Refers to the fact that on May 15, 1972, after almost thirty years of U.S. military rule, Okinawa was returned to Japan as a prefecture. It is a frequently used term, such as “pre-Reversion” or “post-Reversion.” (SAITO Jun)

After its defeat in the Pacific War, Japan regained its “independence” by signing the Treaty of Security between the United States and Japan and thus renounced the administrative rights over the Ryukyu Islands under the Treaty of Peace with Japan. Okinawa was put under direct U.S. military rule, where forced requisitions of land and suppression of human rights continued in the building of military bases, leading to an ardent campaign for the reversion to Japan. Eventually on May 15th, 1972, the administrative rights were returned to Japan, in accordance with the national aims of the two countries. This is called the “Reversion of Okinawa to Japan,” or simply the “Reversion of Rights”/“Return of Okinawa”.

Some regard this as a “re-annexation” in light of the historical fact of the Ryukyu disposition, where the Japanese government annexed by force of arms the Ryukyu Kingdom in 1879. Before then, the Ryukyu had been an independent kingdom with its own political system. To precisely interpret this history, it seems appropriate to say that the 1972 Reversion was a “re-annexation” taking place over 90 years later the first one.

The Reversion campaign in Okinawa was a means to be liberated from the harsh rules of the U.S. military; on the base was the infinite admiration for the newborn Japan which adopted the “Peace Constitution” as its policy, longing to be part of it. However, after the Reversion, the majority of the U.S. military bases in Japan were concentratedly settled in Okinawa, making it a seawall to secure the safety, peace, and prosperity of the whole Japan. Furthermore, an economic structure was built where the residents are trapped under high unemployment, and the average prefectural earnings reached only about 70% of the national average. Hence, the illusion of the reversion to “be equal to mainland Japan,” has been utterly shuttered.

Thus we can see that Okinawa has been treated like a “home colony” after the Reversion likewise before the War. Independence became the most prevalent political ideology of Okinawa right after the defeat in WWII. The independence ideology or ideas of self-reliance also surfaced repeatedly before and after the Reversion. Although its context differs depending on the historical situation, this is a unique ideological tendency of Okinawa’s postwar history. It proves how a feeling of being out of place remained deep-rooted while holding a strong sense of belonging to Japan, as is shown in the enthusiastic Reversion campaigns. The Okinawan consciousness is wavering, ambivalently.

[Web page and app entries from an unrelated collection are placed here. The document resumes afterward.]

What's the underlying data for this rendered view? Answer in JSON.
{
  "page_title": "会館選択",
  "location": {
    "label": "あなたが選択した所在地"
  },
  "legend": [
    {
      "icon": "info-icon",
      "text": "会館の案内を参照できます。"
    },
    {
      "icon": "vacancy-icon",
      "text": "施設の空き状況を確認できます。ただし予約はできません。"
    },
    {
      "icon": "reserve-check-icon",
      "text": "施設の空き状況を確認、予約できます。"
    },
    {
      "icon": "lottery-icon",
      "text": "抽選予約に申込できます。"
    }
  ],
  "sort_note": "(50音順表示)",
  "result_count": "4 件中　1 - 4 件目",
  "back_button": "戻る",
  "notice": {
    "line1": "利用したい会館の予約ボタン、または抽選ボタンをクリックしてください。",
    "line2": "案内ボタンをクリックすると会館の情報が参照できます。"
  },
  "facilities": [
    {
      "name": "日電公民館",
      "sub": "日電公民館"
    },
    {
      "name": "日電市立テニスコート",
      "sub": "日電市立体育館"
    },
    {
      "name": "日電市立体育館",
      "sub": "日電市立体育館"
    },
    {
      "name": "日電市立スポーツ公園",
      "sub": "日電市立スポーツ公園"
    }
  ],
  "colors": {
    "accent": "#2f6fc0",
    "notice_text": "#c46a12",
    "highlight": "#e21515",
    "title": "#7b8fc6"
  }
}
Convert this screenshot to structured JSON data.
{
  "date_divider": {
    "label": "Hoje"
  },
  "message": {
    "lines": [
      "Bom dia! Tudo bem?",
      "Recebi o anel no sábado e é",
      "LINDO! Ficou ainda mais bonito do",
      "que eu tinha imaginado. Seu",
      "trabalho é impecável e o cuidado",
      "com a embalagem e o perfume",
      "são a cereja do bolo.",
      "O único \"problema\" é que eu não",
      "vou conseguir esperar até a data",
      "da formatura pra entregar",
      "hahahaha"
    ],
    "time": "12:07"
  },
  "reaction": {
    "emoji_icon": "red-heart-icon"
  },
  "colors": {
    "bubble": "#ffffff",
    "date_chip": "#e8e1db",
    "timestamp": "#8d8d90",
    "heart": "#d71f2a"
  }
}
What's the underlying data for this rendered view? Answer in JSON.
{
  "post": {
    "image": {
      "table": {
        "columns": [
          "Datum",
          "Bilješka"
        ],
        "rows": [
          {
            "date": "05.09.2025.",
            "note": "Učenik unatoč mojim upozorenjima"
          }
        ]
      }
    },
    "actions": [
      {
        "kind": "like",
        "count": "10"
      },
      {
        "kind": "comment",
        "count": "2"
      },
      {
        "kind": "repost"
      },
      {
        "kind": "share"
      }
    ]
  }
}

During the height of the Reversion campaign, a song called “Give Back Okinawa” was often sung, to express their fervent hope to be returned to Japan. In recent years, Daiku Tetsuhiro, an Okinawan folk singer, revived this song which struck a chord.

This revival, however, reflects a reversed feeling of the former: it is sung to demand the return of Okinawa to itself and the people of Okinawa, which was lost under the Reversion or the Re-annexation. The term “Reversion” may someday mean a reversion of Okinawa to itself, in the hands of its people. That would be when this word regains its true meaning. (ARAKAWA Akira)